Data about app and page elements:
"""
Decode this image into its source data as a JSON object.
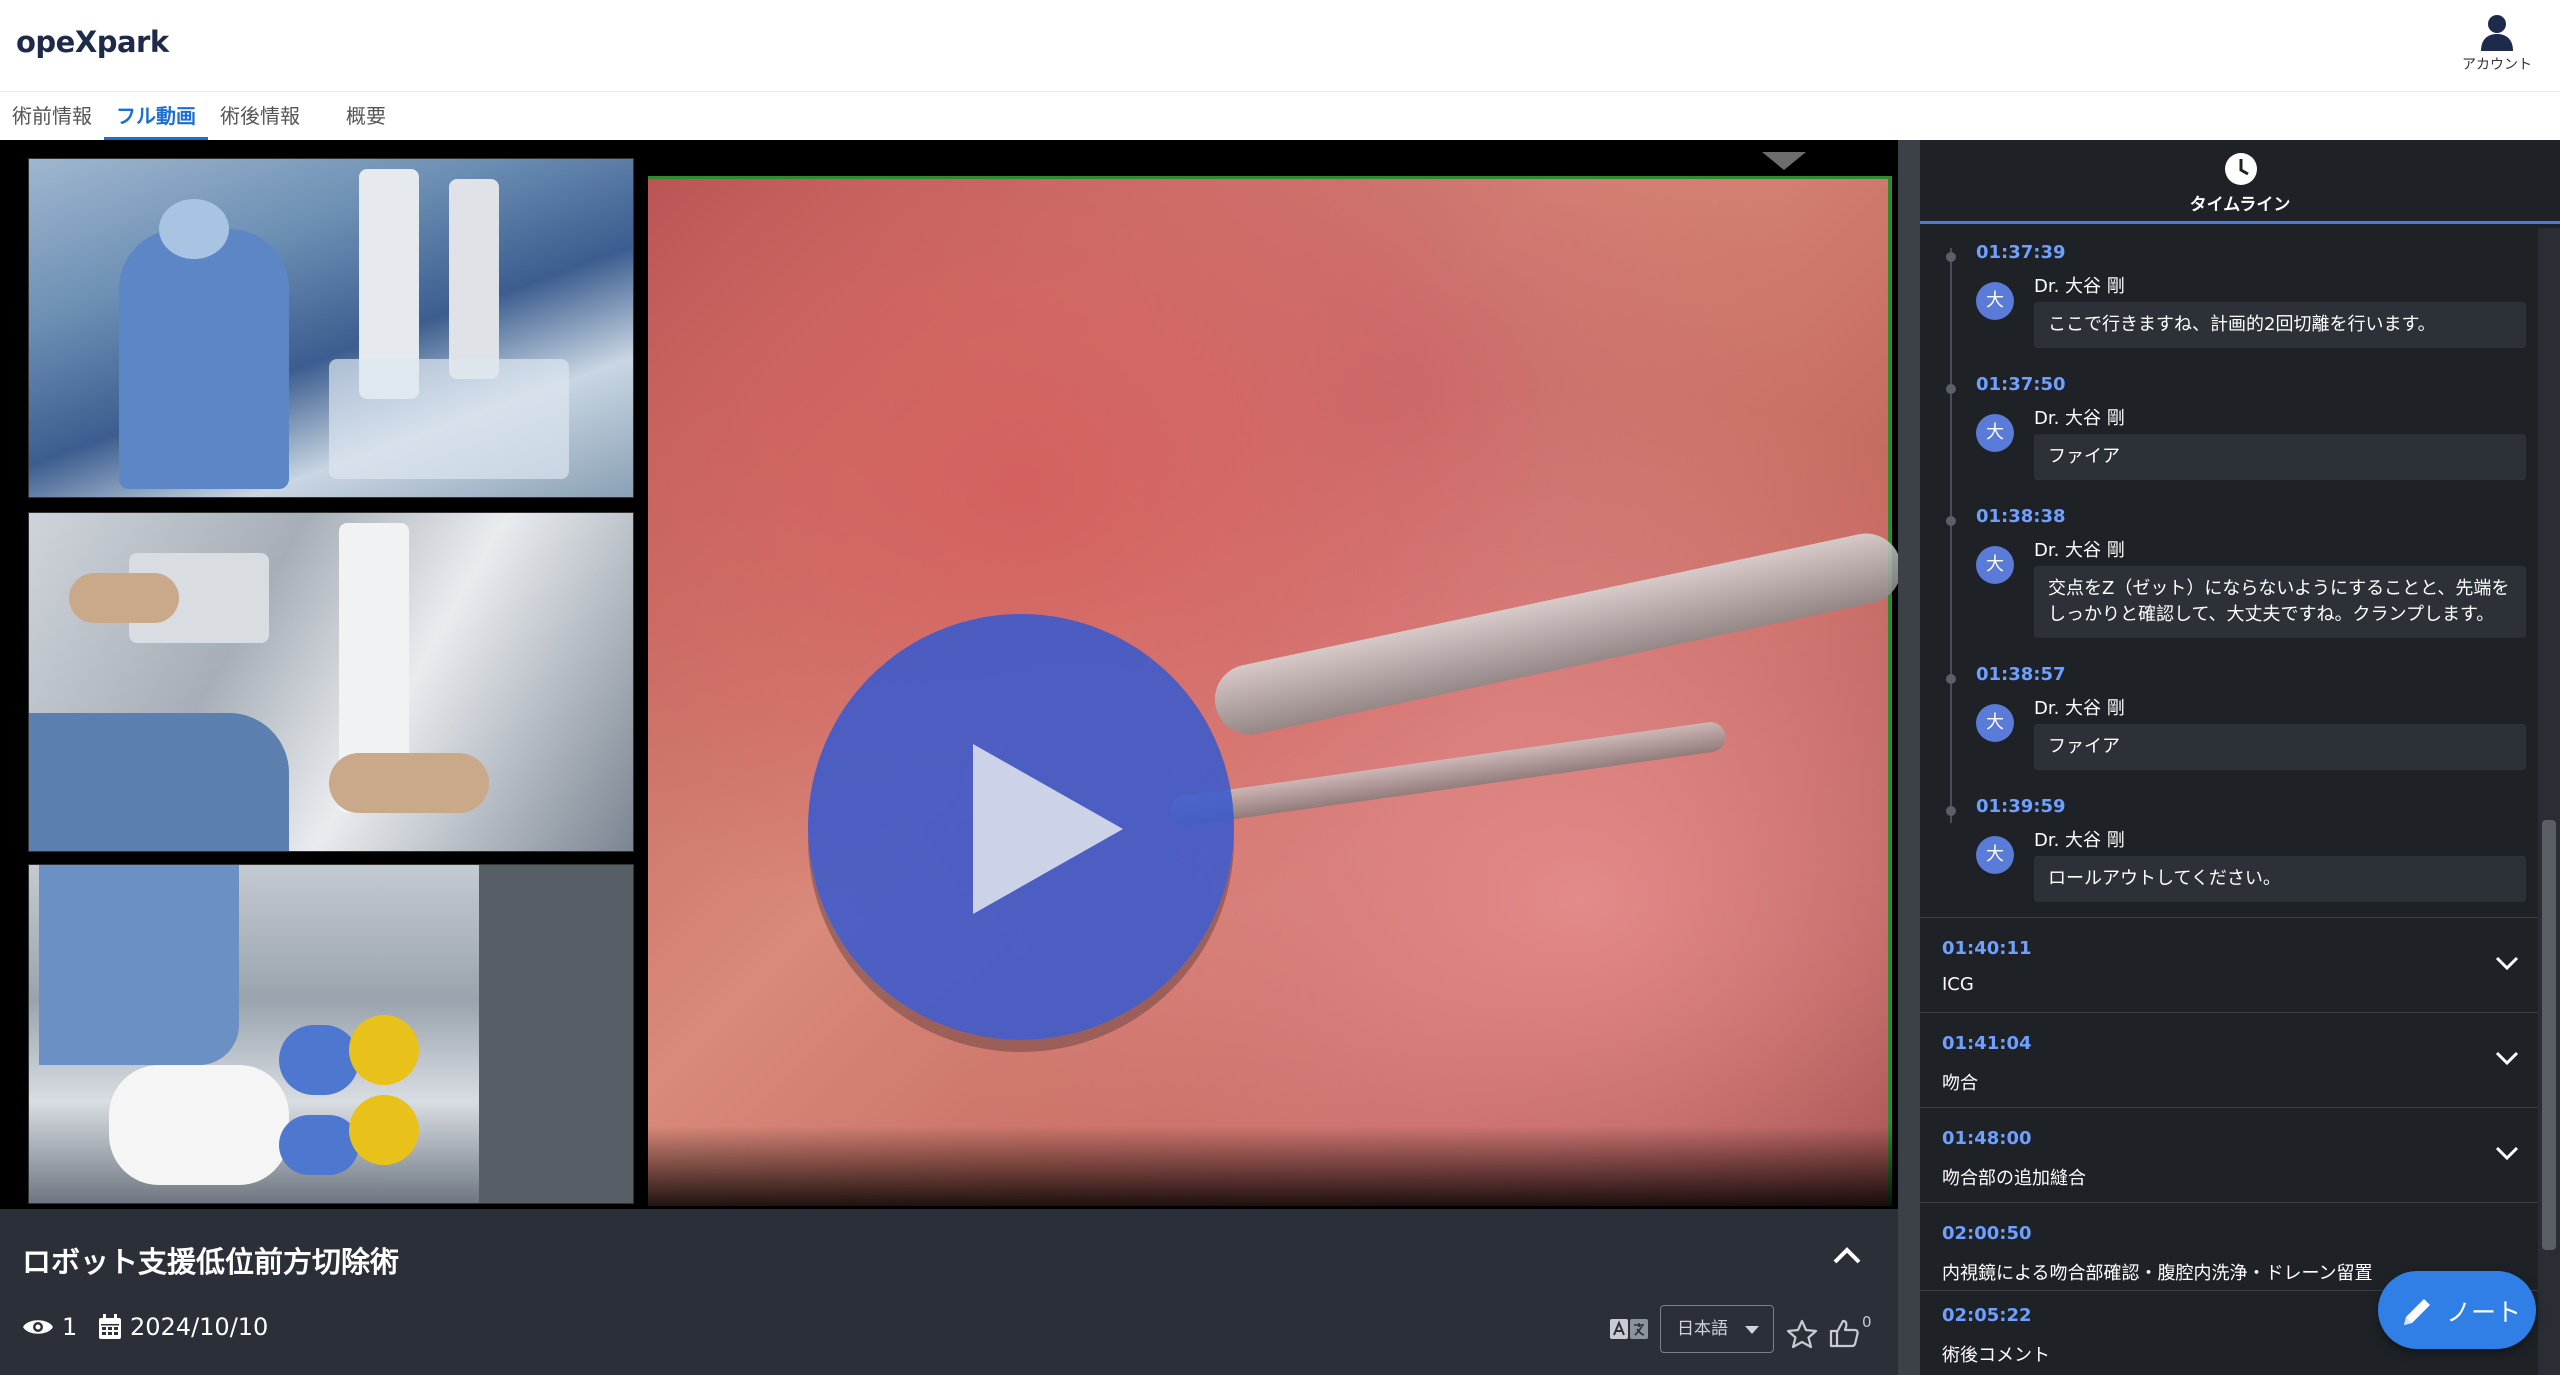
{
  "app": {
    "logo": "opeXpark"
  },
  "header": {
    "account_label": "アカウント"
  },
  "tabs": [
    {
      "label": "術前情報",
      "active": false
    },
    {
      "label": "フル動画",
      "active": true
    },
    {
      "label": "術後情報",
      "active": false
    },
    {
      "label": "概要",
      "active": false
    }
  ],
  "video": {
    "title": "ロボット支援低位前方切除術",
    "views": "1",
    "date": "2024/10/10",
    "language": "日本語",
    "likes": "0",
    "accent_color": "#3a5acd"
  },
  "timeline": {
    "header_label": "タイムライン",
    "comments": [
      {
        "time": "01:37:39",
        "avatar": "大",
        "author": "Dr. 大谷 剛",
        "text": "ここで行きますね、計画的2回切離を行います。"
      },
      {
        "time": "01:37:50",
        "avatar": "大",
        "author": "Dr. 大谷 剛",
        "text": "ファイア"
      },
      {
        "time": "01:38:38",
        "avatar": "大",
        "author": "Dr. 大谷 剛",
        "text": "交点をZ（ゼット）にならないようにすることと、先端をしっかりと確認して、大丈夫ですね。クランプします。"
      },
      {
        "time": "01:38:57",
        "avatar": "大",
        "author": "Dr. 大谷 剛",
        "text": "ファイア"
      },
      {
        "time": "01:39:59",
        "avatar": "大",
        "author": "Dr. 大谷 剛",
        "text": "ロールアウトしてください。"
      }
    ],
    "sections": [
      {
        "time": "01:40:11",
        "label": "ICG"
      },
      {
        "time": "01:41:04",
        "label": "吻合"
      },
      {
        "time": "01:48:00",
        "label": "吻合部の追加縫合"
      },
      {
        "time": "02:00:50",
        "label": "内視鏡による吻合部確認・腹腔内洗浄・ドレーン留置"
      },
      {
        "time": "02:05:22",
        "label": "術後コメント"
      }
    ]
  },
  "note_button": {
    "label": "ノート"
  }
}
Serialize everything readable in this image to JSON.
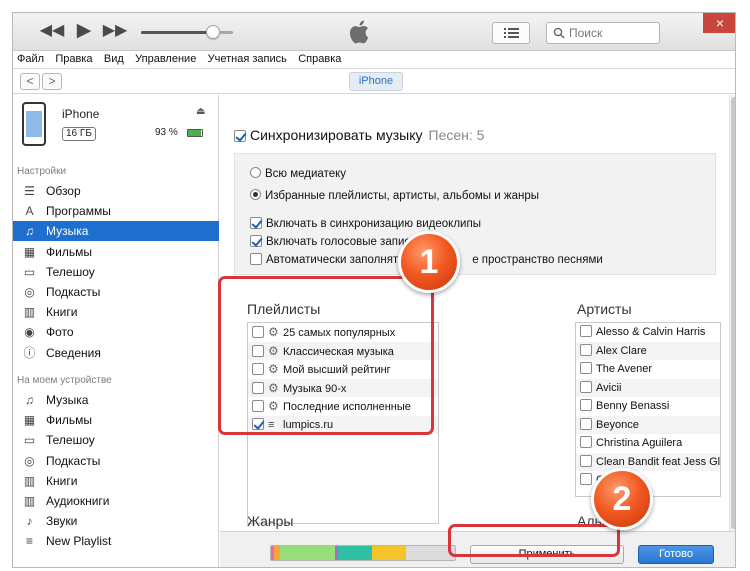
{
  "toolbar": {
    "volume_level": 0.78,
    "search_placeholder": "Поиск",
    "close_label": "×"
  },
  "menu": [
    "Файл",
    "Правка",
    "Вид",
    "Управление",
    "Учетная запись",
    "Справка"
  ],
  "nav": {
    "back": "<",
    "forward": ">",
    "device_tab": "iPhone"
  },
  "device": {
    "name": "iPhone",
    "capacity": "16 ГБ",
    "battery_text": "93 %",
    "battery_level": 0.93
  },
  "sidebar": {
    "settings_title": "Настройки",
    "settings_items": [
      {
        "label": "Обзор",
        "icon": "summary-icon"
      },
      {
        "label": "Программы",
        "icon": "apps-icon"
      },
      {
        "label": "Музыка",
        "icon": "music-icon",
        "active": true
      },
      {
        "label": "Фильмы",
        "icon": "film-icon"
      },
      {
        "label": "Телешоу",
        "icon": "tv-icon"
      },
      {
        "label": "Подкасты",
        "icon": "podcast-icon"
      },
      {
        "label": "Книги",
        "icon": "book-icon"
      },
      {
        "label": "Фото",
        "icon": "camera-icon"
      },
      {
        "label": "Сведения",
        "icon": "info-icon"
      }
    ],
    "device_title": "На моем устройстве",
    "device_items": [
      {
        "label": "Музыка",
        "icon": "music-icon"
      },
      {
        "label": "Фильмы",
        "icon": "film-icon"
      },
      {
        "label": "Телешоу",
        "icon": "tv-icon"
      },
      {
        "label": "Подкасты",
        "icon": "podcast-icon"
      },
      {
        "label": "Книги",
        "icon": "book-icon"
      },
      {
        "label": "Аудиокниги",
        "icon": "audiobook-icon"
      },
      {
        "label": "Звуки",
        "icon": "bell-icon"
      },
      {
        "label": "New Playlist",
        "icon": "playlist-icon"
      }
    ]
  },
  "main": {
    "sync_label": "Синхронизировать музыку",
    "sync_count": "Песен: 5",
    "sync_checked": true,
    "radio_all": "Всю медиатеку",
    "radio_selected": "Избранные плейлисты, артисты, альбомы и жанры",
    "opt_videos": "Включать в синхронизацию видеоклипы",
    "opt_voice": "Включать голосовые записи",
    "opt_autofill_start": "Автоматически заполнят",
    "opt_autofill_end": "е пространство песнями",
    "playlists_title": "Плейлисты",
    "playlists": [
      {
        "label": "25 самых популярных",
        "checked": false,
        "icon": "gear-icon"
      },
      {
        "label": "Классическая музыка",
        "checked": false,
        "icon": "gear-icon"
      },
      {
        "label": "Мой высший рейтинг",
        "checked": false,
        "icon": "gear-icon"
      },
      {
        "label": "Музыка 90-х",
        "checked": false,
        "icon": "gear-icon"
      },
      {
        "label": "Последние исполненные",
        "checked": false,
        "icon": "gear-icon"
      },
      {
        "label": "lumpics.ru",
        "checked": true,
        "icon": "playlist-icon"
      }
    ],
    "artists_title": "Артисты",
    "artists": [
      "Alesso & Calvin Harris",
      "Alex Clare",
      "The Avener",
      "Avicii",
      "Benny Benassi",
      "Beyonce",
      "Christina Aguilera",
      "Clean Bandit feat Jess Glynne",
      "Corona"
    ],
    "genres_title": "Жанры",
    "albums_title": "Альбо"
  },
  "footer": {
    "apply_label": "Применить",
    "done_label": "Готово"
  },
  "badges": {
    "one": "1",
    "two": "2"
  },
  "colors": {
    "accent": "#1f6fcf",
    "highlight": "#d9363b",
    "badge": "#f25a22"
  }
}
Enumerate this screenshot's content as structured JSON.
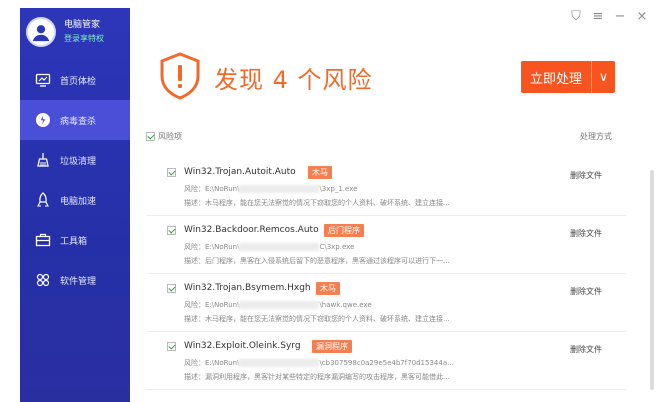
{
  "app": {
    "name": "电脑管家",
    "login_text": "登录享特权"
  },
  "nav": [
    {
      "label": "首页体检",
      "icon": "monitor-icon"
    },
    {
      "label": "病毒查杀",
      "icon": "shield-scan-icon",
      "active": true
    },
    {
      "label": "垃圾清理",
      "icon": "broom-icon"
    },
    {
      "label": "电脑加速",
      "icon": "rocket-icon"
    },
    {
      "label": "工具箱",
      "icon": "toolbox-icon"
    },
    {
      "label": "软件管理",
      "icon": "apps-icon"
    }
  ],
  "window": {
    "skin": "⛉",
    "menu": "≡",
    "minimize": "−",
    "close": "×"
  },
  "header": {
    "headline": "发现 4 个风险",
    "action_label": "立即处理",
    "caret": "∨"
  },
  "columns": {
    "risk": "风险项",
    "method": "处理方式"
  },
  "risks": [
    {
      "name": "Win32.Trojan.Autoit.Auto",
      "tag": "木马",
      "tag_color": "#f47f4f",
      "path_prefix": "风险：E:\\NoRun\\",
      "path_suffix": "\\3xp_1.exe",
      "desc": "描述：木马程序，能在您无法察觉的情况下窃取您的个人资料、破坏系统、建立连接...",
      "action": "删除文件"
    },
    {
      "name": "Win32.Backdoor.Remcos.Auto",
      "tag": "后门程序",
      "tag_color": "#f47f4f",
      "path_prefix": "风险：E:\\NoRun\\",
      "path_suffix": "C\\3xp.exe",
      "desc": "描述：后门程序，黑客在入侵系统后留下的恶意程序，黑客通过该程序可以进行下一...",
      "action": "删除文件"
    },
    {
      "name": "Win32.Trojan.Bsymem.Hxgh",
      "tag": "木马",
      "tag_color": "#f47f4f",
      "path_prefix": "风险：E:\\NoRun\\",
      "path_suffix": "\\hawk.qwe.exe",
      "desc": "描述：木马程序，能在您无法察觉的情况下窃取您的个人资料、破坏系统、建立连接...",
      "action": "删除文件"
    },
    {
      "name": "Win32.Exploit.Oleink.Syrg",
      "tag": "漏洞程序",
      "tag_color": "#f47f4f",
      "path_prefix": "风险：E:\\NoRun\\",
      "path_suffix": "\\cb307598c0a29e5e4b7f70d15344a...",
      "desc": "描述：漏洞利用程序，黑客针对某些特定的程序漏洞编写的攻击程序，黑客可能借此...",
      "action": "删除文件"
    }
  ]
}
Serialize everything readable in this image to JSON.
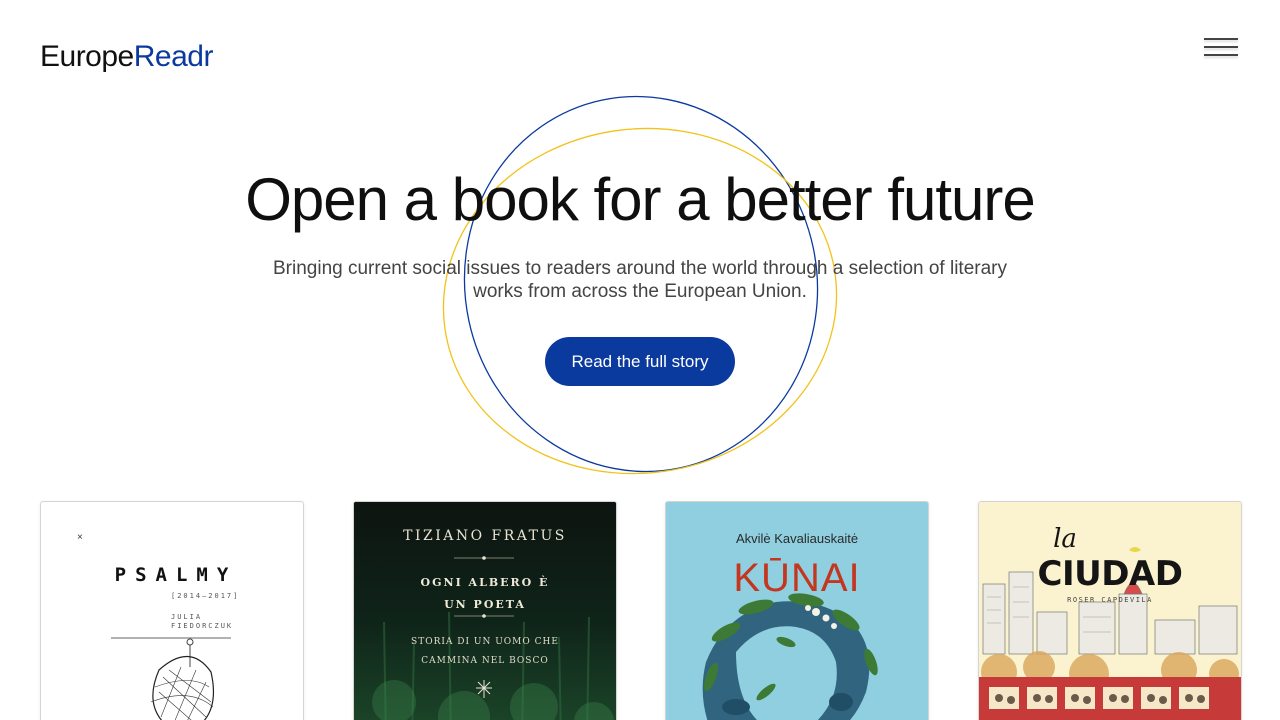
{
  "header": {
    "logo_part1": "Europe",
    "logo_part2": "Readr"
  },
  "hero": {
    "title": "Open a book for a better future",
    "subtitle": "Bringing current social issues to readers around the world through a selection of literary works from across the European Union.",
    "cta_label": "Read the full story"
  },
  "colors": {
    "brand_blue": "#0b3a9f",
    "accent_yellow": "#f2c21a"
  },
  "books": [
    {
      "title": "PSALMY",
      "years": "[2014–2017]",
      "author": "JULIA FIEDORCZUK",
      "mark": "×"
    },
    {
      "author": "TIZIANO FRATUS",
      "title": "OGNI ALBERO È UN POETA",
      "subtitle": "STORIA DI UN UOMO CHE CAMMINA NEL BOSCO"
    },
    {
      "author": "Akvilė Kavaliauskaitė",
      "title": "KŪNAI"
    },
    {
      "title_prefix": "la",
      "title": "CIUDAD",
      "author": "ROSER CAPDEVILA"
    }
  ]
}
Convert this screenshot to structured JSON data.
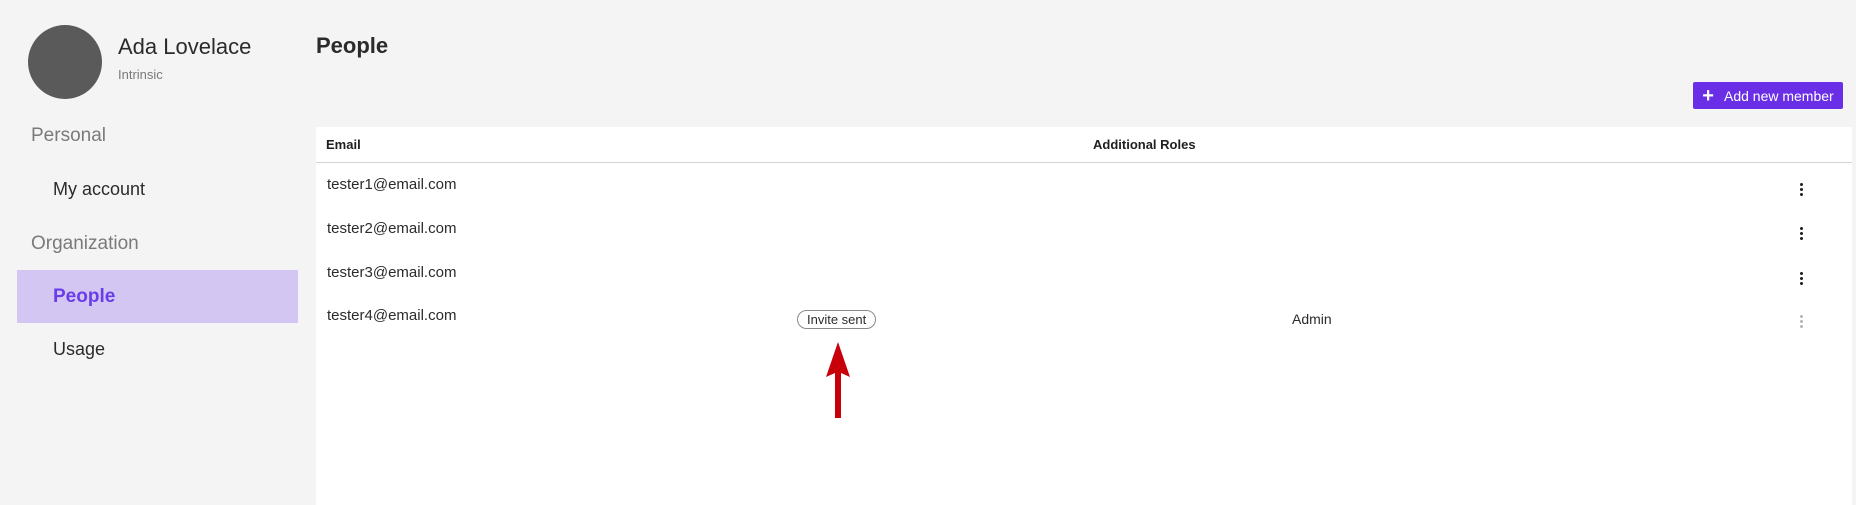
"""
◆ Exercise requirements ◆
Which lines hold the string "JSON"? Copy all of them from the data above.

◆ Exercise response ◆
Decode this image into its source data as a JSON object.
Serialize everything readable in this image to JSON.
Enumerate this screenshot's content as structured JSON.
Serialize everything readable in this image to JSON.
Convert this screenshot to structured JSON data.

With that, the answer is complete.